Of course, given Blaxploitation cinema had already begun to gain a following by the time Don’t Look in the Basement came out (no doubt spurring the hiring of Rosalind Cash and Lincoln Kilpatrick in prominent roles in The Omega Man, for instance), it wasn’t as groundbreaking — nor as good — as NOTLD, but it’s still a landmark of racial casting that a black character in the early ‘70s would basically single-handedly save the day in an otherwise lily-white movie. (Hell, it’s still pretty rare in the 21st century.)
Granted, the role of the Sam (Bill McGhee) is a potentially troublesome one in that he could be seen as fitting the big, dumb “brute” stereotype whose childlike persona (due to a lobotomy) represents an emasculating removal of the “threatening” nature of black men — in sharp contrast to Night of the Living Dead‘s Ben, who had no problem slapping around hysterical white women to make them shut the hell up. But despite his shortcomings, within the context of maniacal, one-note characters in Don’t Go in the Basement, Sam is damn near Sidney Poitier.
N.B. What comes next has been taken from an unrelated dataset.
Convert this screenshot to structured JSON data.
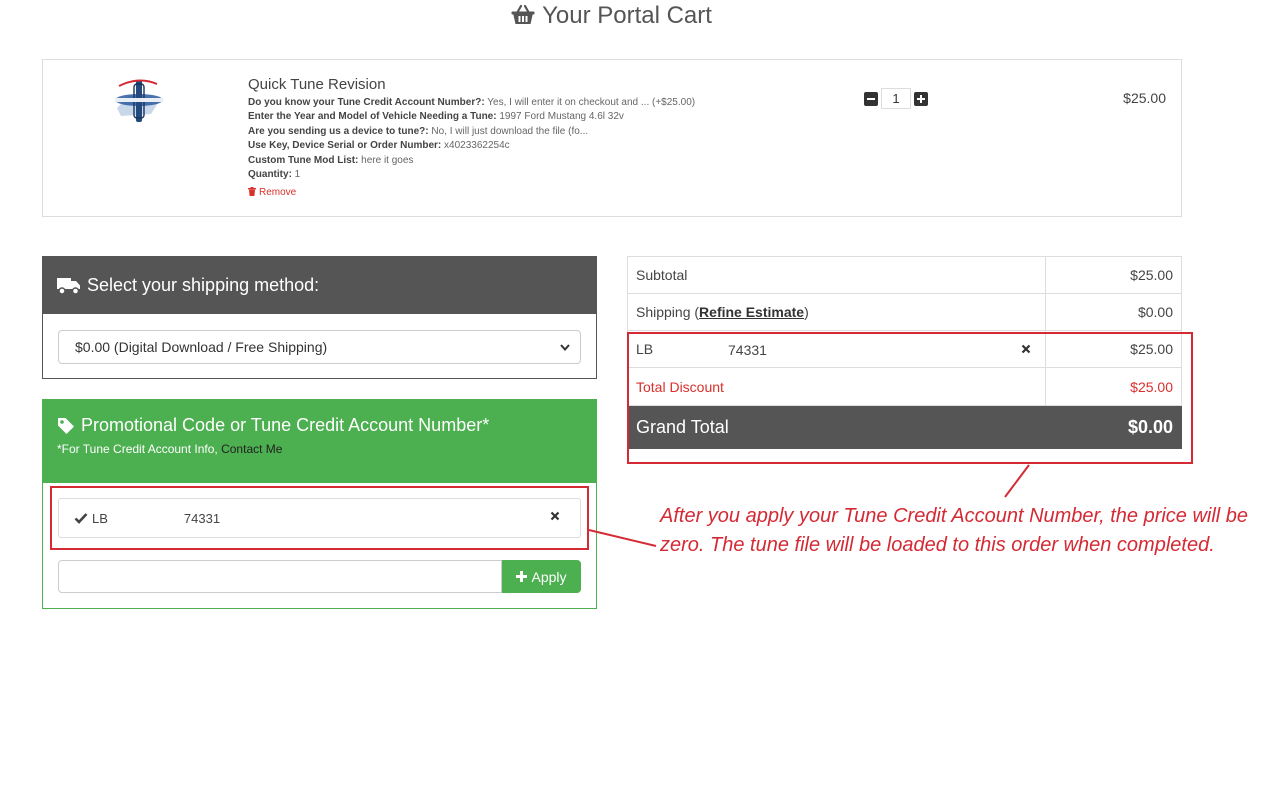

In the film, he’s a sweet, dim patient (think black Lennie from Of Mice and Men) at the secluded Stephens Sanitarium in rural Texas whose version of acting out — sticking his tongue out at people — pales in comparison to fellow patients who tend to stab out their emotions.
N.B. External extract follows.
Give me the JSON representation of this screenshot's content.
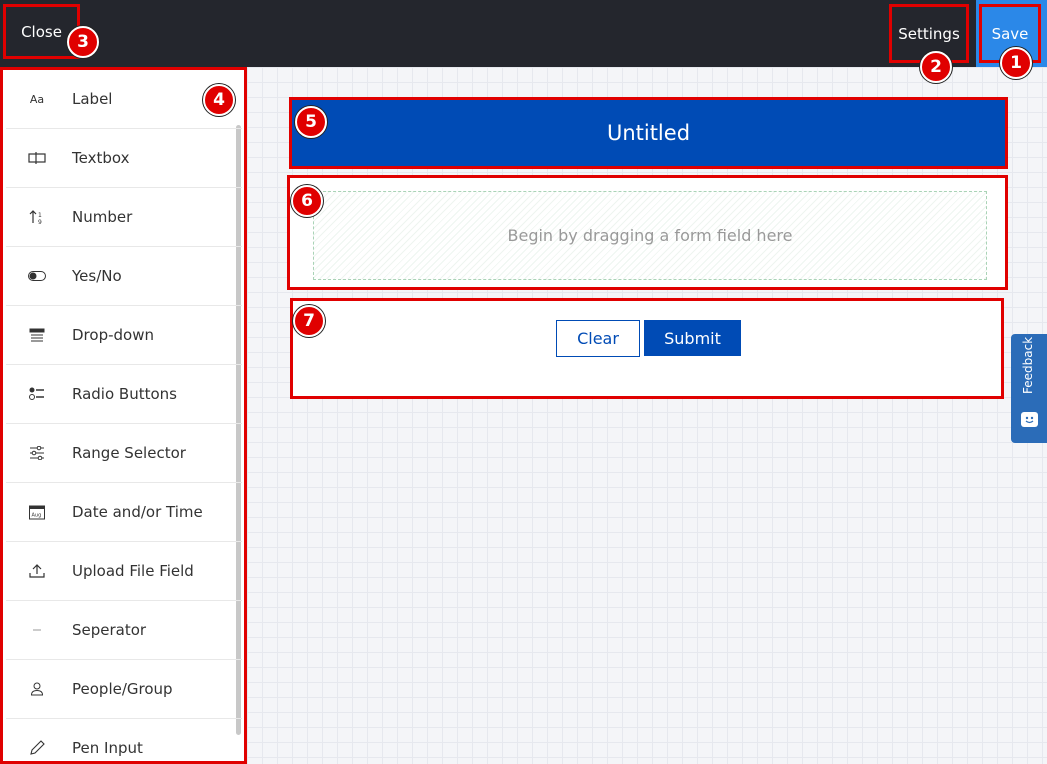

Although the lead character is Charlotte (Rosie Hotolik), a young blond nurse who has the misfortune of being hired just as the patients get particularly stabby, Sam’s the only one with the knowledge of what’s going on behind the scenes and the moral compass to do something about it. As such, he ends up standing up to his fellow patients — not only literally carrying Charlotte to safety (She is a woman, after all, and as dictated by this era’s cinematic standards, her legs must atrophy in fear.), but also by venturing BACK into the asylum to literally bury the hatchet with (read: in) his housemates before calmly finishing his popsicle. “I’ve come here to eat popsicles and dismember crazy people, and I’m all out of popsicles,” is what I imagine he’d say without the lobotomy.
Don’t Look in the Basement is cult-worthy cheesy exploitation with increasingly screamy dialogue and over-the-top performances in even more over-the-top roles, but aside from its noteworthy color-blind casting (race is never mentioned in the film), its surprising social consciousness extends to an indictment of draconian mental health practices like lobotomization. Don’t look now, but things are gettin’ deep in the basement.